Part of my research aims to investigate the role of nutrition on the impulsive behavior of three-year-olds. Nutrition has been linked to inhibitory control (the ability to suppress impulses), but not all evidence is very clear or consistent [1]. One of the reasons is because previous studies have used different methods to investigate nutritional intake. There are different methods of assessing nutritional intake, such as a 24-hour recall (dietary intake of the past 24 hours is assessed), a food diary (dietary intake is recorded in a diary), or a food frequency questionnaire (the participant fills in a list of food...

By: Dr. Lizanne Schweren
On: 21 December 2020

Does your diet keep you awake at night?
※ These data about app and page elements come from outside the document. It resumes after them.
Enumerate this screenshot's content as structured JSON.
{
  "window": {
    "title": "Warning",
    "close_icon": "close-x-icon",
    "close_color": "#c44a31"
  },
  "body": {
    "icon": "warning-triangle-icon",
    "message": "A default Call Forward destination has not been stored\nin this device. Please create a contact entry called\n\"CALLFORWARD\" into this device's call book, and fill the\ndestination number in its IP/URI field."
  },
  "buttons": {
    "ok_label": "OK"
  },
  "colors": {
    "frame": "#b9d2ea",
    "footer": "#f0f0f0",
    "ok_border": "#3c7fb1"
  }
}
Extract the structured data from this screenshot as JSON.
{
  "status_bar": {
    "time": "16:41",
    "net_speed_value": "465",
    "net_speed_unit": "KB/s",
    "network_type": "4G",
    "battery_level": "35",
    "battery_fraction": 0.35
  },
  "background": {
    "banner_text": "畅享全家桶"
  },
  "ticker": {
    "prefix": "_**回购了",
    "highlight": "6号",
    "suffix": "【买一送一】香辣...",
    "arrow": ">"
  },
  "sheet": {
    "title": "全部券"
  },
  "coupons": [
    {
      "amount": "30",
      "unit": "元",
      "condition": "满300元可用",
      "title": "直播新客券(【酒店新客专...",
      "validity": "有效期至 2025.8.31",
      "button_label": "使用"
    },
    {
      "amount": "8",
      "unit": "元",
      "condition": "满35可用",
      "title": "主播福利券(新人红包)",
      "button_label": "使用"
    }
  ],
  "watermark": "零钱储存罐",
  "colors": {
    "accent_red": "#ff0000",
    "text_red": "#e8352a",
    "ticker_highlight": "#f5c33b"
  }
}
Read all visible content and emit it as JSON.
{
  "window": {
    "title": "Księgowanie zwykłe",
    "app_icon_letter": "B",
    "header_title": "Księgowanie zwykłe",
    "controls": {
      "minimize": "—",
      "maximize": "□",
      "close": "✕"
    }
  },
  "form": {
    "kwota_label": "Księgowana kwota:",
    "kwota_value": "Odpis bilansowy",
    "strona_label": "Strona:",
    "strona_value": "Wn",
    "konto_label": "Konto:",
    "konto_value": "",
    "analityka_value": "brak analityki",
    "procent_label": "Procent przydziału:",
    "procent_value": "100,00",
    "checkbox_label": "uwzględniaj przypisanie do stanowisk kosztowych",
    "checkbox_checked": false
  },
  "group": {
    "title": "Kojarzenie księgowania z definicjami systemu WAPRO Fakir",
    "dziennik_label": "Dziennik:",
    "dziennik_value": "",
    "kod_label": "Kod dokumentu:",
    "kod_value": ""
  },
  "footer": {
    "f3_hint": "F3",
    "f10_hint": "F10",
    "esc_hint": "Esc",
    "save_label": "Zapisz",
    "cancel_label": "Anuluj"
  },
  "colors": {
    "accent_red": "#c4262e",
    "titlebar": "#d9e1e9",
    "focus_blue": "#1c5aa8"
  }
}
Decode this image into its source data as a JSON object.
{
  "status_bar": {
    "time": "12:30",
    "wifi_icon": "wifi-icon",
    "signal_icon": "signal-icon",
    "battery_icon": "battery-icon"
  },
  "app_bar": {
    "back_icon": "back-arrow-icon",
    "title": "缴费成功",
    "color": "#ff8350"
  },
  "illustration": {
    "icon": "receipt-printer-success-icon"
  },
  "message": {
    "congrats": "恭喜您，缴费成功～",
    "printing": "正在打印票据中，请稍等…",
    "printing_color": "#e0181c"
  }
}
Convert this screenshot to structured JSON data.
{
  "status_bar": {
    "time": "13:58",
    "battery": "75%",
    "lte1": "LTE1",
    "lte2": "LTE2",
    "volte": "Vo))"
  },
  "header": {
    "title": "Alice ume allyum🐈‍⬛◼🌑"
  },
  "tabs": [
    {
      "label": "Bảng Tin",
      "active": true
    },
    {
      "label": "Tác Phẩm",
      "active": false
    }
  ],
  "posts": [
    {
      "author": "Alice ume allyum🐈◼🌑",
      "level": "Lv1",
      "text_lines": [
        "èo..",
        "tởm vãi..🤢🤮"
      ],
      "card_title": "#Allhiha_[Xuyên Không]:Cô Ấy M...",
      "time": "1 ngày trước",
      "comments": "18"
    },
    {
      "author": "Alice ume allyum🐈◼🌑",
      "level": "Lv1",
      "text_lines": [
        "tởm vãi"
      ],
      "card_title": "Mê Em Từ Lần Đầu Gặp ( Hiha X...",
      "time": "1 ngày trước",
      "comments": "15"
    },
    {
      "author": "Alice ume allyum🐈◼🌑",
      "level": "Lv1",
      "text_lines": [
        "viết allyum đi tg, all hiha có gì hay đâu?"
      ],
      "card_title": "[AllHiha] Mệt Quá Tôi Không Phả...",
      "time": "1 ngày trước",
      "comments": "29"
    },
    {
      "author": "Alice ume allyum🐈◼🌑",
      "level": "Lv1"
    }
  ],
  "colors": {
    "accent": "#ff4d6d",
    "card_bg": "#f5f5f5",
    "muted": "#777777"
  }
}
Many of you will know that our dietary choices can affect the quality of our sleep. For instance, eating certain foods at night-time (malted milk, bananas) can make it easier to fall asleep, while drinking alcohol can cause sleep interruptions. But did you know that unhealthy diets may also disturb our circadian rhythm? In this blog, I will talk about a recent study with mice that showed how a high-fat diet can disturb their circadian rhythm. A circadian rhythm is a natural, internal process that regulates when we are awake and when we are asleep. The term circadian comes from...

By: Yangwenshan Ou
On: 17 December 2020

Can short-chain fatty acids lead to a healthy brain? Learn how dietary fiber products in the gut may benefit mental wellbeing.

What are short-chain fatty acids?Non-digestible dietary fibers are fermented in the gut by specific bacteria. During this process, they produce short-chain fatty acids (SCFAs). The most abundant SCFAs are acetate, propionate and butyrate. Acetate is approximately three times more prevalent in the gut compared to propionate and butyrate, though the actual amount depends on the food type, bacterial composition and bowel transit time. What is the major role of SCFAs in maintaining gut health?The most important role of SCFAs is to act as an energy source for gut cells. When there are not enough SCFAs, the gut cannot perform many...